The propellant casing of the present invention is produced according to the following method:
A steel blank is initially used to draw a preliminary cylindrical body 8, as seen in FIG. 3. During drawing of preliminary cylindrical body 8, a draw mandrel 9 having a bead 10 is employed such that first and second cylindrical portions 11 and 12 are formed on body 8. The bead 10 causes the wall thickness of second cylindrical portion 12 to be reduced with respect to the wall thickness of the first cylindrical portion 11 adjacent portion 12 by an amount d". Amount d" corresponds to the distance by which bead 10 projects radially over the outer diameter of draw mandrel 9, and is within a range of up to several tenths of a millimeter. After the cylindrical portion 12 is formed, the mandrel 9 is withdrawn from body 8. Due to the inherent elasticity of the thin walls of the body 8, such a withdrawal is readily feasible and is thus not obstructed by the bead 10, whose diameter is necessarily greater than the inner diameter of the body portion in the zone of its open end.
Second cylindrical portion 12 is thereafter formed into the shoulder cone 4, for example by extruding preliminary cylindrical body 8 through one or a series of extrusion presses as is well known in the art. Shaping the casing bottom 2 involves process steps which are conventional as well.
Draw mandrel 9 causes the wall thickness of second cylindrical portion 12 to be reduced with respect to the wall thickness of first cylindrical portion 11 such that during forming of the shoulder cone, the latter is provided with an uniform wall thickness which is reduced with respect to the casing body wall thickness, in spite of the upsetting that occurs during this forming process.
Having described the invention, it will be apparent to those skilled in the art that various modifications may be made thereto without departing from the spirit of this invention and the scope of the appended claims.

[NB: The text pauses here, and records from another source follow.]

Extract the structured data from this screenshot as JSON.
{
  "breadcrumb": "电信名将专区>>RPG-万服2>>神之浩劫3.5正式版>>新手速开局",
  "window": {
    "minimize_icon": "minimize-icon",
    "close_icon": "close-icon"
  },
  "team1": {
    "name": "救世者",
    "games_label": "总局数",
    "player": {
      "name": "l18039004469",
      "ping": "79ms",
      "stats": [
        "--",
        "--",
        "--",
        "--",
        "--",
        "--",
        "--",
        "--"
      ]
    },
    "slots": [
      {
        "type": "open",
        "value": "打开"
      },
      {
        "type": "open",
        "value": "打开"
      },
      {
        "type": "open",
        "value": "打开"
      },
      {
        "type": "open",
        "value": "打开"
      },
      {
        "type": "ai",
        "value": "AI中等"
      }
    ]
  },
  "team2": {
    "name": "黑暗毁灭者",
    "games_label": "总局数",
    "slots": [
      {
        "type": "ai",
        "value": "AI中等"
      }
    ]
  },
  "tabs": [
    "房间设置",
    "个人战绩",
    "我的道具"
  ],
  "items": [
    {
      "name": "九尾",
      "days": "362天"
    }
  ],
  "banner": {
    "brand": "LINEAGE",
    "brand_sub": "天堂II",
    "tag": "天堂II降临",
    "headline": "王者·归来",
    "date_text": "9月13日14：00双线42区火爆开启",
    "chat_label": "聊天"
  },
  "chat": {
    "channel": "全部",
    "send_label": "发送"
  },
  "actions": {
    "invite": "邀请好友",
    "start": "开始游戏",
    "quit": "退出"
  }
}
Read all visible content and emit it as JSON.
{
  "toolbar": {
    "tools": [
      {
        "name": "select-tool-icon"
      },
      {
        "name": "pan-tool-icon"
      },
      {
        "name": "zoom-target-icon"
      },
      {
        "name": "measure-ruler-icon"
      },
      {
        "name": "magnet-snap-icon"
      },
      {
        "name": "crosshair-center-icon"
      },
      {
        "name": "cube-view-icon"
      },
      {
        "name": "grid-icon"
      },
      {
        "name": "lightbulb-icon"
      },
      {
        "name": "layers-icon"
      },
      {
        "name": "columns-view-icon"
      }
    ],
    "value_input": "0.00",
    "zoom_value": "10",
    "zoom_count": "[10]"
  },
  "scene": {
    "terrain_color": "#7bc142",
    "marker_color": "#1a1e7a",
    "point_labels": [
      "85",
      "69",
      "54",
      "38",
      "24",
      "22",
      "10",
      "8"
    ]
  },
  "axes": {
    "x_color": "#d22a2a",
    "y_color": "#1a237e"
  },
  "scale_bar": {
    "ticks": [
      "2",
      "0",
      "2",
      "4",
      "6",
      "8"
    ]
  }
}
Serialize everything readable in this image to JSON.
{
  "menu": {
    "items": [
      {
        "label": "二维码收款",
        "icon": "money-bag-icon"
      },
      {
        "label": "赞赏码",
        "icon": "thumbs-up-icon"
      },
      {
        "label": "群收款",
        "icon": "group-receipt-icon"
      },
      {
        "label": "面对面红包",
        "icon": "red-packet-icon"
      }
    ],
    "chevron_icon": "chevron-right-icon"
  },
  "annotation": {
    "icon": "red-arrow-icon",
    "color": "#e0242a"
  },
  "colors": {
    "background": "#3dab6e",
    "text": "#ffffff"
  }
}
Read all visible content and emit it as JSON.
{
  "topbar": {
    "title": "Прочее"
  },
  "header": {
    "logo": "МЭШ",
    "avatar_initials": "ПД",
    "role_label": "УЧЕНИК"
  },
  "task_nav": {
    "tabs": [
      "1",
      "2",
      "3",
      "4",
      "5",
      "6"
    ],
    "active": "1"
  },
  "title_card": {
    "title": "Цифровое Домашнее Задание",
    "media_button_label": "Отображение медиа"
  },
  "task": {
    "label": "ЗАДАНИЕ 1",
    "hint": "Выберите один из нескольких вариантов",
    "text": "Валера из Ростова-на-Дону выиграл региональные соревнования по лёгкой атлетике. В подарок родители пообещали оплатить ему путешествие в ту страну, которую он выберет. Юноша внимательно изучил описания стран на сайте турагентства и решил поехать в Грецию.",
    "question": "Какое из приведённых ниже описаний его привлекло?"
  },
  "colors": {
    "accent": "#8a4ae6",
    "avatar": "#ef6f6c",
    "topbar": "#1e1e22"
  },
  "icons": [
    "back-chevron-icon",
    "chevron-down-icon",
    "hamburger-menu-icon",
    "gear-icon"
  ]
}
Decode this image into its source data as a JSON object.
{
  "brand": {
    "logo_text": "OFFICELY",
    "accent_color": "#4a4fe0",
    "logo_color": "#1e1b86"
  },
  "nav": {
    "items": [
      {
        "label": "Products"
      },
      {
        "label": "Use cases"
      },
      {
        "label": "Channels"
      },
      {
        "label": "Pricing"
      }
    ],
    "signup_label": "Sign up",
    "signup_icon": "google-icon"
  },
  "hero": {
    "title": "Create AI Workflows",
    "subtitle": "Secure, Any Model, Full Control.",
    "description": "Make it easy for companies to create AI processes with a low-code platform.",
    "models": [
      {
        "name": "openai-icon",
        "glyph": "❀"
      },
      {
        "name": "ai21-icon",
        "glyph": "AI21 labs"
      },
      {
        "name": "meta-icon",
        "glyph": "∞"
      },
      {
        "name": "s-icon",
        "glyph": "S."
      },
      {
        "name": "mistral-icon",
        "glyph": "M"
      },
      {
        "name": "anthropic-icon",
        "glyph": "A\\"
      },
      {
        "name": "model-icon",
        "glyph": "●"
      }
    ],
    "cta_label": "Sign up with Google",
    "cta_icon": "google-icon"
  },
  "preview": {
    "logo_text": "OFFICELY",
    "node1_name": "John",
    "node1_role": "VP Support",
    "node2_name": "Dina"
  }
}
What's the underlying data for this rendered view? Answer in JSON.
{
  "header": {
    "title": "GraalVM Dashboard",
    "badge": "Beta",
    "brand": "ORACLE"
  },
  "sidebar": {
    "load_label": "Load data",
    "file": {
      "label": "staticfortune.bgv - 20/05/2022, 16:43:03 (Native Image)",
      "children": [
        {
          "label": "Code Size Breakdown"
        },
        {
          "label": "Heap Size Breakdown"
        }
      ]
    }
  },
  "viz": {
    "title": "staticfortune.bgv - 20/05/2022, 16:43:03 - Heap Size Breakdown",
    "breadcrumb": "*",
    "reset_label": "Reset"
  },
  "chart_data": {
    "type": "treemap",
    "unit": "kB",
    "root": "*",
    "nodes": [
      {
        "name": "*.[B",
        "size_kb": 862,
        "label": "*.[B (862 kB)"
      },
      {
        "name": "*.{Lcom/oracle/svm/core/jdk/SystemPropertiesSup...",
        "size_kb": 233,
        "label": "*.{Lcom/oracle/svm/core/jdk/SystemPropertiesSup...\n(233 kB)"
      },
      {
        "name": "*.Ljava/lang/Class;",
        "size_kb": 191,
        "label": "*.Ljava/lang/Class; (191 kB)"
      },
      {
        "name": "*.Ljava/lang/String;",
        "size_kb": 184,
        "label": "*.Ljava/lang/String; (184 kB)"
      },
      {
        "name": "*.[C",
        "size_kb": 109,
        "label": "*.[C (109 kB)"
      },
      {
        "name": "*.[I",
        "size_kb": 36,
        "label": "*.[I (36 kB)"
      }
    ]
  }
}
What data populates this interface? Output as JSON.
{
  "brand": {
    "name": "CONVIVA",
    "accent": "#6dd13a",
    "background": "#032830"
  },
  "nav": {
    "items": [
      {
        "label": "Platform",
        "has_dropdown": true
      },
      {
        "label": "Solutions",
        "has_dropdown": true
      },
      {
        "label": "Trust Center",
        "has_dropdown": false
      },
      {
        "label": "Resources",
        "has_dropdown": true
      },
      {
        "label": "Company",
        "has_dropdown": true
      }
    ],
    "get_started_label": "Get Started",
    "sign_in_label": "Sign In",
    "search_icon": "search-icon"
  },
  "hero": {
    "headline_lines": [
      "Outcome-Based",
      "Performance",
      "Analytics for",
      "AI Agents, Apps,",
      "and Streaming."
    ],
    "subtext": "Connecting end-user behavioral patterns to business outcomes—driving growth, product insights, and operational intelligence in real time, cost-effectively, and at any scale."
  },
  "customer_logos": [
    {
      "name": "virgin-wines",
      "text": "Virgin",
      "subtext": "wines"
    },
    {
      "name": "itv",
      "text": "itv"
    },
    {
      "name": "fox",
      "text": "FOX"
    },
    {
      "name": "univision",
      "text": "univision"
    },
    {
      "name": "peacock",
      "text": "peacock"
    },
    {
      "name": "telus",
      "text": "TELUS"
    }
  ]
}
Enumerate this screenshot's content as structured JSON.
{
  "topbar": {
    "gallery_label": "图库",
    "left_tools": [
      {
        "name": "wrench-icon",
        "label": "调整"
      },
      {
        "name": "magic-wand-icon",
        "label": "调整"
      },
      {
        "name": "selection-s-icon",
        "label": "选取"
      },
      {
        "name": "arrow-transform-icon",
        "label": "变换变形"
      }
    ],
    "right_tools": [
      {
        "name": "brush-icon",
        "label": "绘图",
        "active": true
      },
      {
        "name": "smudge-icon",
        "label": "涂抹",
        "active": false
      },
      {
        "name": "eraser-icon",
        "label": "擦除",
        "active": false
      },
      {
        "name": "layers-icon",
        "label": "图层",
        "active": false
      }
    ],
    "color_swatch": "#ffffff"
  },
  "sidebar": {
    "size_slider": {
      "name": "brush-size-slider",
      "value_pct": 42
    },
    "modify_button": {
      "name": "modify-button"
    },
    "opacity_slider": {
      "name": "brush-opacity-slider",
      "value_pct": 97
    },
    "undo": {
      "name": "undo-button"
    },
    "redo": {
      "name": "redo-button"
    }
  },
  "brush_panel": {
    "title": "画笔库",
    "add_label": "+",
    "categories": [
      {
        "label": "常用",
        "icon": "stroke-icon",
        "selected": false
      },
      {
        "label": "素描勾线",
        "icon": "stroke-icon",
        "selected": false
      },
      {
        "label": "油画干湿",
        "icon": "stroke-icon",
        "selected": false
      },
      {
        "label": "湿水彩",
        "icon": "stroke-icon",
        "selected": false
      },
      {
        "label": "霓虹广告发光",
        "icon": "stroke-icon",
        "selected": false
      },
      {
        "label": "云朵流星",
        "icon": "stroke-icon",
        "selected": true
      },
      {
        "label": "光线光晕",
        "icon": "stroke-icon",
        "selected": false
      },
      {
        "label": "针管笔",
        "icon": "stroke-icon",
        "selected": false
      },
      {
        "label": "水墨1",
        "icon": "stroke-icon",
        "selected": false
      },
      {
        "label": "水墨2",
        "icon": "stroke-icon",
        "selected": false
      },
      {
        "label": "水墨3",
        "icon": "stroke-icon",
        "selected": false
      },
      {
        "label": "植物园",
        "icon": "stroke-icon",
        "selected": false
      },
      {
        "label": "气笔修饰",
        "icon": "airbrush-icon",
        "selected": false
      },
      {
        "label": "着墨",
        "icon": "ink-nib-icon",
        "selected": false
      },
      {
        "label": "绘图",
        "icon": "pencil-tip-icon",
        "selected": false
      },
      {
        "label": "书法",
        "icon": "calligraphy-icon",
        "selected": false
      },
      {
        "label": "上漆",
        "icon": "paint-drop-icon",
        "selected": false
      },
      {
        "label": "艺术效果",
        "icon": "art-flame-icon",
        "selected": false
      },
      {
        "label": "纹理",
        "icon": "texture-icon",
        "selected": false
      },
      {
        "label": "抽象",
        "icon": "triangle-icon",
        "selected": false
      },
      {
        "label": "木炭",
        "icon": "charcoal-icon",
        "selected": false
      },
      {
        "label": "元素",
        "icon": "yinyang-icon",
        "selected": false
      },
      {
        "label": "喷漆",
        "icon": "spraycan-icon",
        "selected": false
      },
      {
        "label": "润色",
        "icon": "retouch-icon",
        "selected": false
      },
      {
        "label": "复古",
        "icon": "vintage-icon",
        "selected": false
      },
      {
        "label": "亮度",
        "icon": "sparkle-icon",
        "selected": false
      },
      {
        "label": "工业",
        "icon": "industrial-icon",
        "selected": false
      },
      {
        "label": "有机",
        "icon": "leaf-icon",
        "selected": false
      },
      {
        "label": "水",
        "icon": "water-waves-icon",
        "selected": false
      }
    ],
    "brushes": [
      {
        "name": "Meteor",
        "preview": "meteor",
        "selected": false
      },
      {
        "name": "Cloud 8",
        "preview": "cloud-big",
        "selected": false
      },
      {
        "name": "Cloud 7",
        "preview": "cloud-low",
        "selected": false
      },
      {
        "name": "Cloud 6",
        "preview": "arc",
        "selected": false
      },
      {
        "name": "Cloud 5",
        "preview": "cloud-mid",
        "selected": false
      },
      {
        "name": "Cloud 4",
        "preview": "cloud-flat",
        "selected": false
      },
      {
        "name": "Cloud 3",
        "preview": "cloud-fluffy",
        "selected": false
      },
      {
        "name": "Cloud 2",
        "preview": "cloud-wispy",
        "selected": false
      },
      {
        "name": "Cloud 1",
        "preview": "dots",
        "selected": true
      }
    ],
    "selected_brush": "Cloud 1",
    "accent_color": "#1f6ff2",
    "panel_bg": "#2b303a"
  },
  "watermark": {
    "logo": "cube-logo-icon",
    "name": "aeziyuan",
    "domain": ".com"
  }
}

|Cited Patent||Filing date||Publication date||Applicant||Title|
|US2402068 *||Jan 14, 1944||Jun 11, 1946||Remington Arms Co Inc||Ammunition|
|US2736085 *||Dec 24, 1951||Feb 28, 1956||Method of grain flow control|
|US2915424 *||Nov 5, 1952||Dec 1, 1959||Albert Lyon George||Method of making cartridge cases and like articles|
|US3058195 *||Nov 16, 1959||Oct 16, 1962||Svenska Metallverken Ab||Method for the manufacture from sheet metal of hollow objects having a wall thickness in the closed end exceeding the wall thickness of the starting material|
|US3797396 *||Mar 15, 1972||Mar 19, 1974||Us Army||Reinforced lightweight cartridge|
|US4418607 *||Sep 18, 1981||Dec 6, 1983||Hughes Helicopters, Inc.||Single barrel externally powdered gun|
|CH503966A *||Title not available|
|EP0096186A1 *||Apr 13, 1983||Dec 21, 1983||Werkzeugmaschinenfabrik Oerlikon-Bührle AG||Cartridge case|
|FR764951A *||Title not available|
|GB574877A *||Title not available|
|Citing Patent||Filing date||Publication date||Applicant||Title|
|US8813630 *||Oct 22, 2012||Aug 26, 2014||Paul J Rael||Helical ammunition magazine|
|US20140190341 *||Oct 22, 2012||Jul 10, 2014||Paul J Rael||Helical ammunition magazine|
|Oct 26, 1993||AS||Assignment|
Owner name: NWM DE KRUITHOORN B.V.
Free format text: ASSIGNMENT OF ASSIGNORS INTEREST;ASSIGNOR:PETERS, RENE;REEL/FRAME:006740/0365
Effective date: 19931016
|Nov 12, 1998||FPAY||Fee payment|
Year of fee payment: 4
|Mar 15, 2000||AS||Assignment|
Owner name: EUROMETAAL N.V., NETHERLANDS
Free format text: ASSIGNMENT OF ASSIGNORS INTEREST;ASSIGNOR:NWM DE KRUITHOORN B.V.;REEL/FRAME:010676/0522
Effective date: 19991221
|Nov 5, 2002||FPAY||Fee payment|
Year of fee payment: 8
|Nov 24, 2006||FPAY||Fee payment|
Year of fee payment: 12